- Task prompt:
What lines below mention the word "JSON"? Copy each one.

- Information given:
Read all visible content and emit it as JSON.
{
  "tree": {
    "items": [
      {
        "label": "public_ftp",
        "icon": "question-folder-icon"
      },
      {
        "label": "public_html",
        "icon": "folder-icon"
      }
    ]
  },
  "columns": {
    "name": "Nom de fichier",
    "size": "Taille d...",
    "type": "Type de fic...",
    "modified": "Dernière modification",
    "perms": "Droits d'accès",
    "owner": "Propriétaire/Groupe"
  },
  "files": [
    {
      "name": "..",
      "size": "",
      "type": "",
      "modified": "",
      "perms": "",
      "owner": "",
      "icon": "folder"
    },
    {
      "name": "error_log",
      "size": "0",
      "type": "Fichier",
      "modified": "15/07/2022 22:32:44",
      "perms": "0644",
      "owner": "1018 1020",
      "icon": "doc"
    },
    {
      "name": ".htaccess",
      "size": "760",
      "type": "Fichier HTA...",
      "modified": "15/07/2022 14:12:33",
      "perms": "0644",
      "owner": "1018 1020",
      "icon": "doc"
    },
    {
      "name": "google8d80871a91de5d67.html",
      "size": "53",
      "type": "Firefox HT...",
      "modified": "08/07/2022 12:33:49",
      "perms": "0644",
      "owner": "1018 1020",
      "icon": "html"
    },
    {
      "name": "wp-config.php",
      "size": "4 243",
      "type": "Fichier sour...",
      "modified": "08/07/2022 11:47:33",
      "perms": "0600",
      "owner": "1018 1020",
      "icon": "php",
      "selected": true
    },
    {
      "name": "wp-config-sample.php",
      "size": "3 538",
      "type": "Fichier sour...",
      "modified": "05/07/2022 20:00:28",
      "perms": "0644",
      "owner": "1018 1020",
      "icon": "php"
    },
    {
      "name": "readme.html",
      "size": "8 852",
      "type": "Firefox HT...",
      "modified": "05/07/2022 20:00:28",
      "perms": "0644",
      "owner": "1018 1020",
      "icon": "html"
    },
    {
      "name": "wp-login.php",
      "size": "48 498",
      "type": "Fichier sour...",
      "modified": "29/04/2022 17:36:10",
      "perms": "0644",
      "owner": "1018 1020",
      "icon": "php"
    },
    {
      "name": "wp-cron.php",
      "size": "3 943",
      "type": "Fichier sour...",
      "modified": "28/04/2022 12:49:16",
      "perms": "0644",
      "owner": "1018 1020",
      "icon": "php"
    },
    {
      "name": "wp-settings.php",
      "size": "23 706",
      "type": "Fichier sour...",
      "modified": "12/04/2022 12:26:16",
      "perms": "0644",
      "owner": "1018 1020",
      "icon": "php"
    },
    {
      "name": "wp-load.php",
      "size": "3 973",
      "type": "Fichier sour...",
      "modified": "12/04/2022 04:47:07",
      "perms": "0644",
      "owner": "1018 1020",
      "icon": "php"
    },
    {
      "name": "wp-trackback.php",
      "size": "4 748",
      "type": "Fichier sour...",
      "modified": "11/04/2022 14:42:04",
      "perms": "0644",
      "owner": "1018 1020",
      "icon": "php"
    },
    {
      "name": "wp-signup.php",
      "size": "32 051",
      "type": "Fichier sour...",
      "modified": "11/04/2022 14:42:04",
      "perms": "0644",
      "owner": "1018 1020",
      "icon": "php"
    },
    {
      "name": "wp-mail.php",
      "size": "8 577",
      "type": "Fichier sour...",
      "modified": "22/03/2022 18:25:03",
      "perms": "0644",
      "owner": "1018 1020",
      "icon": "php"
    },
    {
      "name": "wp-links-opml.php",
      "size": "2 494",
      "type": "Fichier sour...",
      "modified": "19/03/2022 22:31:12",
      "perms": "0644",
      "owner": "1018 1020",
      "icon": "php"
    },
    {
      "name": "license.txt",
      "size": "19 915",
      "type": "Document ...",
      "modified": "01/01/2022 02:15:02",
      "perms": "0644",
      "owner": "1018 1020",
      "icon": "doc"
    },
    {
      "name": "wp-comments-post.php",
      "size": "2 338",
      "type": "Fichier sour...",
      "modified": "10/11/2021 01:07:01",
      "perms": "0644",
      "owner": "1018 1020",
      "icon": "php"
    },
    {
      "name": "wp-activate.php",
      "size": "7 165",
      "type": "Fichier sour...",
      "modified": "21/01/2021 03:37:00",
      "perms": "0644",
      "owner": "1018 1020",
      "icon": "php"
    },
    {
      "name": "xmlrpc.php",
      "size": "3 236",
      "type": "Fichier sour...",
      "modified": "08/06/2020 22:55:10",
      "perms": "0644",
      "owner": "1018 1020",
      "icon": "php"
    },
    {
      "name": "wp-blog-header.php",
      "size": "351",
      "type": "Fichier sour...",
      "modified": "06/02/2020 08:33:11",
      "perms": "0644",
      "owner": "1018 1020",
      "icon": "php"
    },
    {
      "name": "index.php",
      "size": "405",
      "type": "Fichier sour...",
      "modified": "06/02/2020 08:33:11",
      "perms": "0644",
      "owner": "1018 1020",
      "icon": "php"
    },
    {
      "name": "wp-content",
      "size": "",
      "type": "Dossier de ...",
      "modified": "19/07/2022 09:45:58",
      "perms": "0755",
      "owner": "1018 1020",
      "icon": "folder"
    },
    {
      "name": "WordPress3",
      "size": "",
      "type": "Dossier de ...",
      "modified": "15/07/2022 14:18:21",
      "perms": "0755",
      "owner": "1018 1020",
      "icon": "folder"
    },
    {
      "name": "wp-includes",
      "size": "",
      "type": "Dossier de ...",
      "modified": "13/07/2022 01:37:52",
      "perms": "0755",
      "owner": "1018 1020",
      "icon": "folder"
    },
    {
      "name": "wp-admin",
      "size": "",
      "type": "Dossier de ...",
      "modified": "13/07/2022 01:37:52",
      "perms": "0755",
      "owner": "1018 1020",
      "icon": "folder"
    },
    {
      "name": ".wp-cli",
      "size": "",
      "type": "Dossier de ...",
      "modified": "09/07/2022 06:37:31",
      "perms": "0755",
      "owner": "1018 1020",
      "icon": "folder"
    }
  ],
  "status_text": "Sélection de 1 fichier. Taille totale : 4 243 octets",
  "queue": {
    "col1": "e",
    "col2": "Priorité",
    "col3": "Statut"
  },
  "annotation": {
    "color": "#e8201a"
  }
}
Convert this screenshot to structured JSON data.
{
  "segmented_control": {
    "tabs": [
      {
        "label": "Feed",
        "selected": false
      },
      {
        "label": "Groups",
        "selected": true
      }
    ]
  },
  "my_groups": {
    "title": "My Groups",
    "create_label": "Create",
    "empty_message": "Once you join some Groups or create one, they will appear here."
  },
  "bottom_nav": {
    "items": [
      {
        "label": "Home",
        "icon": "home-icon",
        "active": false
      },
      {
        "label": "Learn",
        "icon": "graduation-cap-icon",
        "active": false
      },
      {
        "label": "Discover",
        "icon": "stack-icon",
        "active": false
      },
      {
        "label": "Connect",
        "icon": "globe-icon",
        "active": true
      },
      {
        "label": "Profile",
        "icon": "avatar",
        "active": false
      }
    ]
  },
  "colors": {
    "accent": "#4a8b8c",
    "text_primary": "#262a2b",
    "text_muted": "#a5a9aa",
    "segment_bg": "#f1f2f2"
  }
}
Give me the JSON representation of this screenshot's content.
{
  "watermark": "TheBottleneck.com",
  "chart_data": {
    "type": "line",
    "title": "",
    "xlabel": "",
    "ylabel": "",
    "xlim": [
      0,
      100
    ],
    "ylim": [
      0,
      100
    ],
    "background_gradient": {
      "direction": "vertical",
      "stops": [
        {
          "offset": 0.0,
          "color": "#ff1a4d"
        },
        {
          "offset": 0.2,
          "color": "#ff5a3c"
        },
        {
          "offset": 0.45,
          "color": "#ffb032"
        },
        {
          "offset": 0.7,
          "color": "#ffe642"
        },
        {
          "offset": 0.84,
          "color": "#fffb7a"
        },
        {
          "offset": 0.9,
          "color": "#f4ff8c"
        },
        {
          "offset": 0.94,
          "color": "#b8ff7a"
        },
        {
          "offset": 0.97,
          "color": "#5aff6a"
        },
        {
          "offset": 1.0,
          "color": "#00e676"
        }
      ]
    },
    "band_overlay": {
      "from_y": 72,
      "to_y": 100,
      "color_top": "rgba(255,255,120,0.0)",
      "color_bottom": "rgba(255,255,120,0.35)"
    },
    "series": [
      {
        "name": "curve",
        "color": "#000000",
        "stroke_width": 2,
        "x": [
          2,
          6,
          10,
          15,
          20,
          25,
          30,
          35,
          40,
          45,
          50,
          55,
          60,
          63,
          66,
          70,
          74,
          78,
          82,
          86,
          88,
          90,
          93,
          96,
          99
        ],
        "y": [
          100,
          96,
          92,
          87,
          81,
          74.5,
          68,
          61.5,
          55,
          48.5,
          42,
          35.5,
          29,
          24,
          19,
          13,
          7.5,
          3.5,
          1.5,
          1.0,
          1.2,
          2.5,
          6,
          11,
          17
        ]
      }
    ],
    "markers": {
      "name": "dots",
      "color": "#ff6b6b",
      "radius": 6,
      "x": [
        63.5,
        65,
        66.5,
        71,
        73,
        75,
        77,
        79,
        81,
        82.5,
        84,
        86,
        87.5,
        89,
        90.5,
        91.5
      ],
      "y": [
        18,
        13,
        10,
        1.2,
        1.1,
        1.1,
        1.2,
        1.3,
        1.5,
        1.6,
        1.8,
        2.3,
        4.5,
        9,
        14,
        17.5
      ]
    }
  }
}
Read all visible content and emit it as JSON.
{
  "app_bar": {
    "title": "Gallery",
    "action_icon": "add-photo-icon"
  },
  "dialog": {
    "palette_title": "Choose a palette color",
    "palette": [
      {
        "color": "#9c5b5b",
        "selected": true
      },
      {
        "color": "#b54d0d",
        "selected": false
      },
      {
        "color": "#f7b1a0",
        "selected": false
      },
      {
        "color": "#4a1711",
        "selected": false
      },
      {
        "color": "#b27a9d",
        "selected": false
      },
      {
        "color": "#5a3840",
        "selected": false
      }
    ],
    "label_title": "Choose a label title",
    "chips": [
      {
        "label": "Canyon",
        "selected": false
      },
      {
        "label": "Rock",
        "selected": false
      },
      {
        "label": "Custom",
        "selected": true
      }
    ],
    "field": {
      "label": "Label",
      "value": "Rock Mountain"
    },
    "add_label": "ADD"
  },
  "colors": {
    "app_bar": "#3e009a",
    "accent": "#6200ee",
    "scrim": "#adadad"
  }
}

- Result:
Read all visible content and emit it as JSON.
Convert this screenshot to structured JSON data.
Give me the JSON representation of this screenshot's content.
Read all visible content and emit it as JSON.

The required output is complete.